- The problem
Report each line of the data that contains the string "screenshot".

═════ Exercise data

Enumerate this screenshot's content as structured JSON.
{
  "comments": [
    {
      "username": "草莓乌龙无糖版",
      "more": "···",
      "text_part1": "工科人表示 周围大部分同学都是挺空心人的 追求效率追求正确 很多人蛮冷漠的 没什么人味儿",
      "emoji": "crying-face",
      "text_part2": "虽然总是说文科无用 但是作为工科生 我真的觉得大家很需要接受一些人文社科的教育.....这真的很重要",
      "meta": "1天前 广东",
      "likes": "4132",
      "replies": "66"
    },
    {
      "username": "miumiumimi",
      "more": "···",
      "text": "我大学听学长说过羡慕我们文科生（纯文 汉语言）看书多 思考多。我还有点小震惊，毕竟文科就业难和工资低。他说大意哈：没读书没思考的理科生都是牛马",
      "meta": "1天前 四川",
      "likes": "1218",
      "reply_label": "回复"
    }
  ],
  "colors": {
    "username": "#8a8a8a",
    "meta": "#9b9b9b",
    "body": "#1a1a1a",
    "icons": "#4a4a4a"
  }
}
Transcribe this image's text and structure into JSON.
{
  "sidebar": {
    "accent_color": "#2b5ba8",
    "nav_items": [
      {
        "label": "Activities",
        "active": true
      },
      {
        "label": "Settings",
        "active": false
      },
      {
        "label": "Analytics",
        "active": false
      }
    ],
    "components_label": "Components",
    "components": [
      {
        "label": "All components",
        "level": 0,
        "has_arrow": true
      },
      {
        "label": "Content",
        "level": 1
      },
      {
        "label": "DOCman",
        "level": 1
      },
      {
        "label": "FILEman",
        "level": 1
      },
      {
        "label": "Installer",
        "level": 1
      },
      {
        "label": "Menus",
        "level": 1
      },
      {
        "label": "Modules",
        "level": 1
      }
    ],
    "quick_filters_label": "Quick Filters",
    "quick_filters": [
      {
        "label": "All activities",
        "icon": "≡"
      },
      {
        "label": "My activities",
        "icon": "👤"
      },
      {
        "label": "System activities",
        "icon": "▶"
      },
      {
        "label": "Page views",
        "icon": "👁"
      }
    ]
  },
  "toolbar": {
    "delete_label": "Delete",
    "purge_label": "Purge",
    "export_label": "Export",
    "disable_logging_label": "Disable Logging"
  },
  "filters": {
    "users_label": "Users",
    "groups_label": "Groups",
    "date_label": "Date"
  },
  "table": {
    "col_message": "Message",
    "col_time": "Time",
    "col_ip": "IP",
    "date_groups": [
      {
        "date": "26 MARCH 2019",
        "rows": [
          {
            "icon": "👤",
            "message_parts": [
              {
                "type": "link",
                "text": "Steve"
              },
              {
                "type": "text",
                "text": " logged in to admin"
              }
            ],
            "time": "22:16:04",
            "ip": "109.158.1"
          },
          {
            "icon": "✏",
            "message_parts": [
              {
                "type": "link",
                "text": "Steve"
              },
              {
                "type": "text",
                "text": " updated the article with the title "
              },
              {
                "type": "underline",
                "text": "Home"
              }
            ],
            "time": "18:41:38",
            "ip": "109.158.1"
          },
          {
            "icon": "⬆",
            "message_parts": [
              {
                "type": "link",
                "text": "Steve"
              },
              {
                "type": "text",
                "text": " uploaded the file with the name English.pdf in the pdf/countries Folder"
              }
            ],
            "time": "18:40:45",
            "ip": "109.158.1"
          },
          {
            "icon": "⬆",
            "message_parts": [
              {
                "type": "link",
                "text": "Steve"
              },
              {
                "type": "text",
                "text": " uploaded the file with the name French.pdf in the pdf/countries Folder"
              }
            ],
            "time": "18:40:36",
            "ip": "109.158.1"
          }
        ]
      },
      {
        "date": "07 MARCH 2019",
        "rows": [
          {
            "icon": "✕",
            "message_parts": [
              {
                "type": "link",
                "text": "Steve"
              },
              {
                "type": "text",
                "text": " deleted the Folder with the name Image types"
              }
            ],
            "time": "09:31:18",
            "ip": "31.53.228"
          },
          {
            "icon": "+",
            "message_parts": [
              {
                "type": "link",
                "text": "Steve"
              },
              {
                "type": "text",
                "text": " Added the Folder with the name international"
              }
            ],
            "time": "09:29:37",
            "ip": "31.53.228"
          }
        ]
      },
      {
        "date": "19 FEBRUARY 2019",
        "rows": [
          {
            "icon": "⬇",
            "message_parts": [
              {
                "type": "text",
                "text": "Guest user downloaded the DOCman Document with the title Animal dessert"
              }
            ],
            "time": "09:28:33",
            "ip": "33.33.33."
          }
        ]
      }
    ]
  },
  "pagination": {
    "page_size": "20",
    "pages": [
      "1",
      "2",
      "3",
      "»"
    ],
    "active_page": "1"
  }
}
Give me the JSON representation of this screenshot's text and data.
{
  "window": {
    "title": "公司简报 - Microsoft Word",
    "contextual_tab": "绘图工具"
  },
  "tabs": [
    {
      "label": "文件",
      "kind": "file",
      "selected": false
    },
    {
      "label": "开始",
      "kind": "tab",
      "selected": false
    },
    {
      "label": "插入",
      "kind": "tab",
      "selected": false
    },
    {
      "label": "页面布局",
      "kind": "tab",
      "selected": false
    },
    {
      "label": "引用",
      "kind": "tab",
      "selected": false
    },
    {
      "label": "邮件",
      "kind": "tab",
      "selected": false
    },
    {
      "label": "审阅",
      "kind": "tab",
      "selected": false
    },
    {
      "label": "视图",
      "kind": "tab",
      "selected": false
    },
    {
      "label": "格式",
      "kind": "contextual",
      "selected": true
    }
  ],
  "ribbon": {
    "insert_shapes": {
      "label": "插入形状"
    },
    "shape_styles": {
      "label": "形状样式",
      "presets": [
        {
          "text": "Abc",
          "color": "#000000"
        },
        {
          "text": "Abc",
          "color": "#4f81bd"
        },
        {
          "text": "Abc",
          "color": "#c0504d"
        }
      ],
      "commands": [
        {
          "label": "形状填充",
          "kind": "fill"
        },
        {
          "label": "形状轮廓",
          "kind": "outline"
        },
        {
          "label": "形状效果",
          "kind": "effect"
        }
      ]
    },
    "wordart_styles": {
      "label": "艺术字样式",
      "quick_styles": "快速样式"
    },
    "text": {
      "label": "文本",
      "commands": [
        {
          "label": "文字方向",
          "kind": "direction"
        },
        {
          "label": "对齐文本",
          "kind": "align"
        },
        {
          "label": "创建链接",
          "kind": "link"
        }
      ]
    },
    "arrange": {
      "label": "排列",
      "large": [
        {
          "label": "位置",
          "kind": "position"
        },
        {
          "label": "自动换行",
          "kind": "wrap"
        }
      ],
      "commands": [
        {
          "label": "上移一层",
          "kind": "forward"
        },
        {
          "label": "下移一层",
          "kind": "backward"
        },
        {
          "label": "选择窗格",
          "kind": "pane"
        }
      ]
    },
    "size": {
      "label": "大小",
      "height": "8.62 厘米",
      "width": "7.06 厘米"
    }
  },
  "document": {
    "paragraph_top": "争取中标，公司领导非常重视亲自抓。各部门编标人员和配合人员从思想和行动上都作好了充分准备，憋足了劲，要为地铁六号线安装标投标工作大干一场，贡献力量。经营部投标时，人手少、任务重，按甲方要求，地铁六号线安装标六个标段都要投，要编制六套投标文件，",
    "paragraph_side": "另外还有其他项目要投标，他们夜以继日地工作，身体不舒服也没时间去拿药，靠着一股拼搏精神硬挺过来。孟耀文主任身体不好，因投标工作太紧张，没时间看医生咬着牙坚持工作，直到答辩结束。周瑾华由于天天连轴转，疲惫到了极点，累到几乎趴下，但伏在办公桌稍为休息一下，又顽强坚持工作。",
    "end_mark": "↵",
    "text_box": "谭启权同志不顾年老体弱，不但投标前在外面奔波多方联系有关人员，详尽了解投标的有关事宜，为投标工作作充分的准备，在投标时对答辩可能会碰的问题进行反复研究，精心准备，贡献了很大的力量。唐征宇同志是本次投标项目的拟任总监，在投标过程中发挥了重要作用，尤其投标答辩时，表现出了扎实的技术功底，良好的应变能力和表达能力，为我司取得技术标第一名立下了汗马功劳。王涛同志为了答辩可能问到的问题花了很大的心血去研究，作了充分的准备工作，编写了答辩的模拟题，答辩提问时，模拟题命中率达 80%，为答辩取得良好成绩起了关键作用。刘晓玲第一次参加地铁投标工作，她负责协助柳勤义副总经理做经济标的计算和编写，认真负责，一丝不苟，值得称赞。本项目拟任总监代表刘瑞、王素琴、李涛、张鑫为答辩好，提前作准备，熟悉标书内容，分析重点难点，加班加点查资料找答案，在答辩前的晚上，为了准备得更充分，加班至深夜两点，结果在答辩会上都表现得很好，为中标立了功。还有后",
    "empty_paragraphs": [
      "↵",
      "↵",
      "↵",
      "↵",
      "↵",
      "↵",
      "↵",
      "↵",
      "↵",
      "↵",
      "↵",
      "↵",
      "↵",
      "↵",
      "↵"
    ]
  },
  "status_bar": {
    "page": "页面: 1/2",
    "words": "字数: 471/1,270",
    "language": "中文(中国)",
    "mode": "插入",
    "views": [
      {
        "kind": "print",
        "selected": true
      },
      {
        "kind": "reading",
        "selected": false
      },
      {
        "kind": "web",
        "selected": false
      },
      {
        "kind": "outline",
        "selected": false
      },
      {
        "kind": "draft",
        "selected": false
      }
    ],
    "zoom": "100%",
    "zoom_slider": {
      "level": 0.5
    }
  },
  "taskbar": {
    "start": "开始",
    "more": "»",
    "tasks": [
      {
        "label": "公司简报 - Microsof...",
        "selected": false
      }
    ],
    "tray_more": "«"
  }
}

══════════

- Completed exercise
Enumerate this screenshot's content as structured JSON.
Give me the JSON representation of this screenshot's text and data.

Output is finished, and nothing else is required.